I believe that this is precisely what the new IMF project aims to achieve. As one of the three Task Force co-chairs (Stijn Claessens of the IMF and Patrick Honohan, newly named Governor of the Central Bank of Ireland, are the other two), I congratulate the IMF, and I salute Princess Maxima for her efforts to support this initiative. I am also delighted that Princess Maxima singled out our report in her remarks, describing it as “offering a clear set of guidelines for policymakers in the financial inclusion arena.” Added the Princess: “I am sure that these policy principles, together with the UN key messages, will be widely used when setting up national strategies.” I hope she is right!

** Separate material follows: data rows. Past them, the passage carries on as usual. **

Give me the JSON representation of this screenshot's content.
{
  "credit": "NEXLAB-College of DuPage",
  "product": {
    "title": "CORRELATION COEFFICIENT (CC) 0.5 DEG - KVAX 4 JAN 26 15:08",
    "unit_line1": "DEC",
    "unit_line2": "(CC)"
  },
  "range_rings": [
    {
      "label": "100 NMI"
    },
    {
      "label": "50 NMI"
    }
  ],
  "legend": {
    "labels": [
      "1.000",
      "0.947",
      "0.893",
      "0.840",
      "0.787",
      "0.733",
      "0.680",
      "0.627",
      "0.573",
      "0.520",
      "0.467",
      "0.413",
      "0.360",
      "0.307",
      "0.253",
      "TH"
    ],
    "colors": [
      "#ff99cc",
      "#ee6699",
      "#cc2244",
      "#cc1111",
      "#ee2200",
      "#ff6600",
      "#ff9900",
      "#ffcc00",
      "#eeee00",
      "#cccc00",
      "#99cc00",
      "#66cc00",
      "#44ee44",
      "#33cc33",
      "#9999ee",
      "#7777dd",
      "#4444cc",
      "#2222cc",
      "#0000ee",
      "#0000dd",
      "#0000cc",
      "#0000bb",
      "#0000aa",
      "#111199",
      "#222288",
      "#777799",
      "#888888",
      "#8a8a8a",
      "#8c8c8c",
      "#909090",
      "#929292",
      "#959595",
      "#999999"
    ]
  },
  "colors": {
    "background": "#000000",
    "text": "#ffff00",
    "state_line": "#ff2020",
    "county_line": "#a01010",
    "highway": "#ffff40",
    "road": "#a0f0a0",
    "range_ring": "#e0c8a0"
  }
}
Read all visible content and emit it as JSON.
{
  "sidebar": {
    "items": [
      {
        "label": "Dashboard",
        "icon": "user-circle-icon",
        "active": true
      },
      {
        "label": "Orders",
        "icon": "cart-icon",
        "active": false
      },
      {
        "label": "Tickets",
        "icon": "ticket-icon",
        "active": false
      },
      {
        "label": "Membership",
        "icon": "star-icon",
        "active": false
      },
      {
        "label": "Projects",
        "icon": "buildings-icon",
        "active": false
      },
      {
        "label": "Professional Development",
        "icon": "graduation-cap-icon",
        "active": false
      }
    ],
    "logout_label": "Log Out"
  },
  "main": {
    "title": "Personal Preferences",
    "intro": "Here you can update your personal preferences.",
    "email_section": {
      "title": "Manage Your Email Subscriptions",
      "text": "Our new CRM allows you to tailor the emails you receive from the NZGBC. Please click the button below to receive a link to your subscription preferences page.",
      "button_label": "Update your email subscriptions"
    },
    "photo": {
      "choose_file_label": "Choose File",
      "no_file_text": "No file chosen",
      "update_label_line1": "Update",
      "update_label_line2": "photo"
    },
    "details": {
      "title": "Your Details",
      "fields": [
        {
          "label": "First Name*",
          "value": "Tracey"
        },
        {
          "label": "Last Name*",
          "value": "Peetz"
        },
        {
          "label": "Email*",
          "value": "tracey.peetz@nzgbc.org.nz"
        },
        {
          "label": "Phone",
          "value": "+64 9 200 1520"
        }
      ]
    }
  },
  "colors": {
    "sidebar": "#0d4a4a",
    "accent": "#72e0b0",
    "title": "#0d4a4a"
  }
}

The announcement in Istanbul came on the heels of a commitment at the G-20 Pittsburgh Summit last week to launch a G-20 Financial Inclusion Experts Group to
- Allow for the determination of the gaps in access to financial services that will facilitate private-sector solutions.
- Provide accountability of public policy for monitoring and evaluation of the effectiveness of pro-access policies; and,
- Help build a better, research-based understanding of what works in relation to access
identify lessons learned on innovative approaches to providing financial services to [excluded] … groups, [and] promote successful regulatory and policy approaches and elaborate standards on financial access, financial literacy, and consumer protection.I anticipate and hope that the ten principles compiled by our Task Force will be similarly useful to this new G-20 experts group. Some readers may be wondering why the IMF should be involved in an arena that would seem to be the purview of development agencies, such as the World Bank. Some may even be pondering whether initiatives of this sort may distract the IMF from its central role of supporting global macroeconomic and financial stability. No need to worry! Financial services access is squarely within the IMF bailiwick. The financial crisis reminds us all that inadequate regulatory, supervisory, and corporate governance practices can cause financial innovations that appear to be providing increased access to become dangerously unsustainable and the cause of severe financial disruptions. Thus good practices for financial access are themselves crucial to financial stability. The first step for the design of policies aiming at improving financial access on a sustainable basis is to keep track of where financial access is. Data collection is needed not only to monitor advances but to evaluate the quality and sustainability of progress. The IMF is inarguably the right place for such an initiative.
CGD blog posts reflect the views of the authors, drawing on prior research and experience in their areas of expertise. CGD is a nonpartisan, independent organization and does not take institutional positions.